All posts tagged: orthodoxy

Petrine Primacy: Who Can Speak on Behalf of the Orthodox Church?

Concerning the question of whether the Orthodox Church needs a primus, and especially at the universal level, I will appeal to a personal experience. In 2005, I was given permission to attend the deliberations of the International Joint Commission on the Theological Dialogue between the two churches, which convened, after a hiatus, in Belgrade. I remember how that experience led me to the paradoxical realization that the Orthodox churches cannot unite with Rome as long as they are not united with Rome. What I mean by this paradox is that the very absence of the authority that a primus would have exercised at the pan-Orthodox level hinders the efforts of remedying this institutional lacuna. In other words, the fact that the Orthodox churches today refuse to recognize a Rome-like primacy among themselves becomes the major problem in their dialogue with Rome. Episcopal Equality For one of the fundamental presuppositions of any dialogue, especially a theological dialogue, is consistency. The demand for consistency is related, in my opinion, to the question of authority. Who can speak …

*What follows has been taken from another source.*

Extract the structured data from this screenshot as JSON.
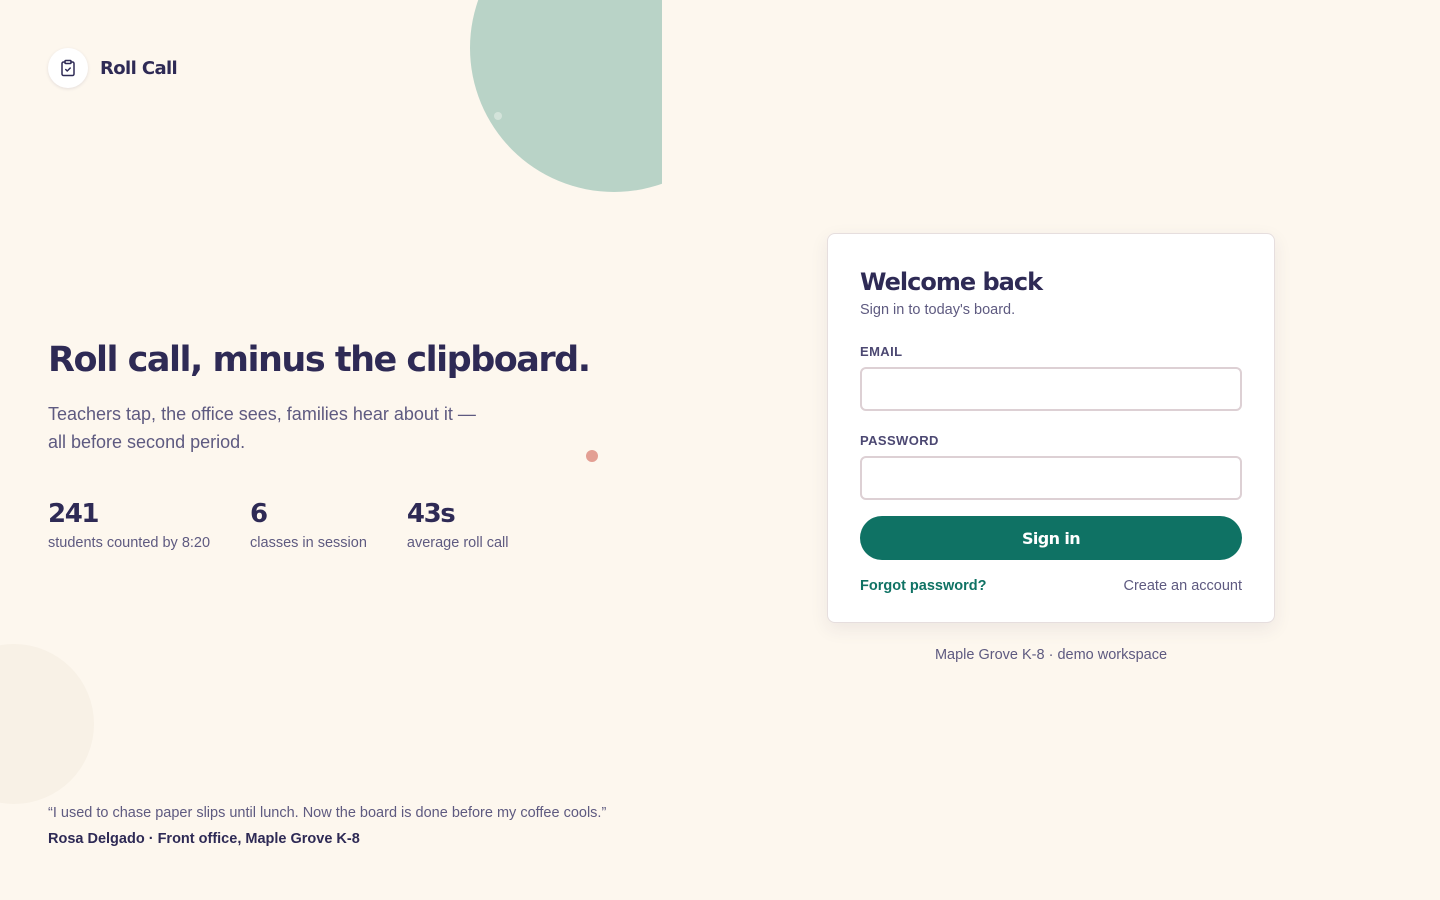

The Myth of Original Christianity and the Holy Sepulcher’s Immovable Ladder

“The Holy Land”—the modern state of Israel and the West Bank—is a space sacred not for its singularity in relation to the rest of the globe, but rather for its iconic representation of the human drama, condensed into a pressure cooker of 27,736 square kilometers or 10,709 square miles. To provide a sense of scale: Texas is 268,597 square miles, New York State is 54,556 square miles, and Indiana is 36,418 square miles. Located in the heart of this Maryland-sized plot of land, the Old City of Jerusalem takes up a mere 0.9 square kilometers or 0.35 square miles. Within this city, whose area is one-fifth the size of the University of Notre Dame’s campus, there is a piecemeal basilica-church which occupies approximately 0.007 square kilometers or 0.003 square miles. Since Constantine reclaimed it for the local Christian community in the 4th century, that church, the Church of the Holy Sepulcher, has been a keenly cherished destination for Christian pilgrims. Just as Israel/Palestine is a crux for crises wrought by human frailty and power compressed …

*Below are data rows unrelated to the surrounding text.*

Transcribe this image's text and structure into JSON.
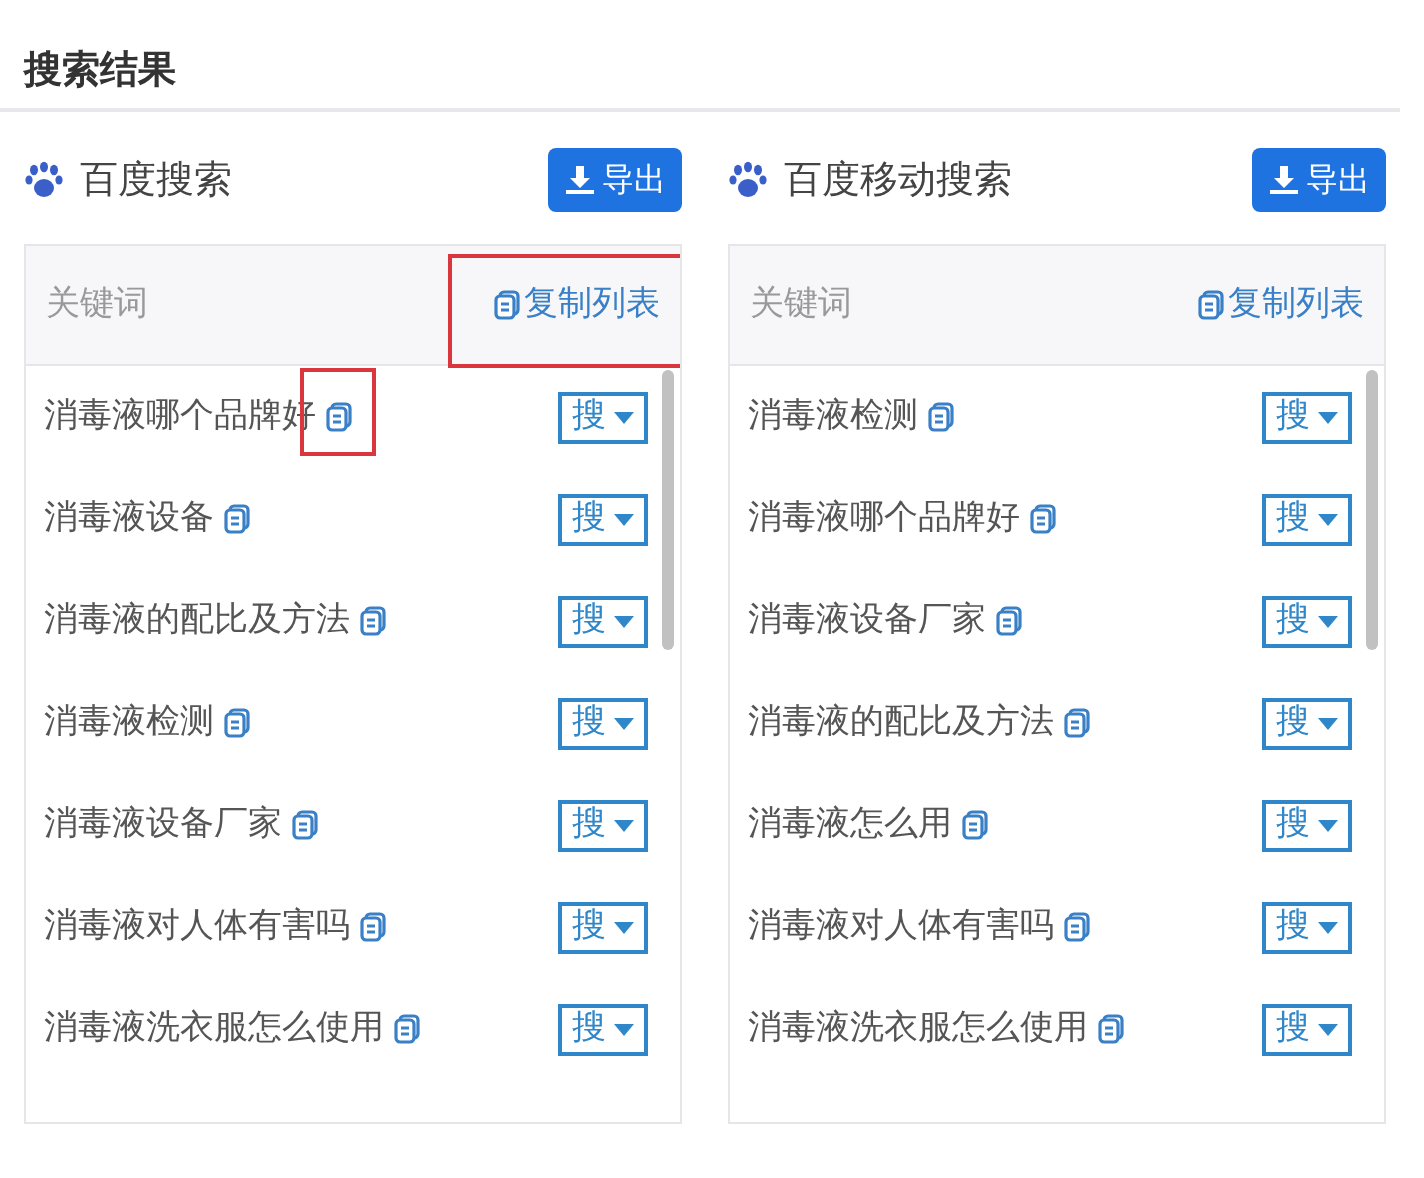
{
  "title": "搜索结果",
  "panels": [
    {
      "name": "百度搜索",
      "export_button": "导出",
      "column_header": "关键词",
      "copy_list": {
        "label": "复制列表",
        "highlighted": true
      },
      "rows": [
        {
          "keyword": "消毒液哪个品牌好",
          "button": "搜",
          "highlighted": true
        },
        {
          "keyword": "消毒液设备",
          "button": "搜",
          "highlighted": false
        },
        {
          "keyword": "消毒液的配比及方法",
          "button": "搜",
          "highlighted": false
        },
        {
          "keyword": "消毒液检测",
          "button": "搜",
          "highlighted": false
        },
        {
          "keyword": "消毒液设备厂家",
          "button": "搜",
          "highlighted": false
        },
        {
          "keyword": "消毒液对人体有害吗",
          "button": "搜",
          "highlighted": false
        },
        {
          "keyword": "消毒液洗衣服怎么使用",
          "button": "搜",
          "highlighted": false
        }
      ]
    },
    {
      "name": "百度移动搜索",
      "export_button": "导出",
      "column_header": "关键词",
      "copy_list": {
        "label": "复制列表",
        "highlighted": false
      },
      "rows": [
        {
          "keyword": "消毒液检测",
          "button": "搜",
          "highlighted": false
        },
        {
          "keyword": "消毒液哪个品牌好",
          "button": "搜",
          "highlighted": false
        },
        {
          "keyword": "消毒液设备厂家",
          "button": "搜",
          "highlighted": false
        },
        {
          "keyword": "消毒液的配比及方法",
          "button": "搜",
          "highlighted": false
        },
        {
          "keyword": "消毒液怎么用",
          "button": "搜",
          "highlighted": false
        },
        {
          "keyword": "消毒液对人体有害吗",
          "button": "搜",
          "highlighted": false
        },
        {
          "keyword": "消毒液洗衣服怎么使用",
          "button": "搜",
          "highlighted": false
        }
      ]
    }
  ]
}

The Conformism of Catholic Ideology

If you spend enough time on Twitter (which I sadly do), one encounters a Catholicism radically distinct from that experienced within life in most parishes. It is a Catholicism that conforms itself to an American political ideology rather than an expansive and generous account of orthodoxy that has marked the Roman Catholic Church’s discourse when she is at her best. A critique of certain dimensions of capitalism according to this political ideology immediately marks one as a communist, condemned by Leo XIII. Or, a critique of any dimension of the Second Vatican Council colors one as an anti-conciliar (and thus anti-Pope Francis) traditionalist. Rather than measure one’s fidelity to the Church according to the Church’s own regula fidei, such political ideology requires that one conform oneself to the ideology of a preferred in-group. In a short essay in his Creative Fidelity, Gabriel Marcel worries about this distinction between orthodoxy and conformism. Orthodoxy, according to Marcel, “is an absolute fidelity to the Word which has been made flesh; it is the fidelity of an adhesion or …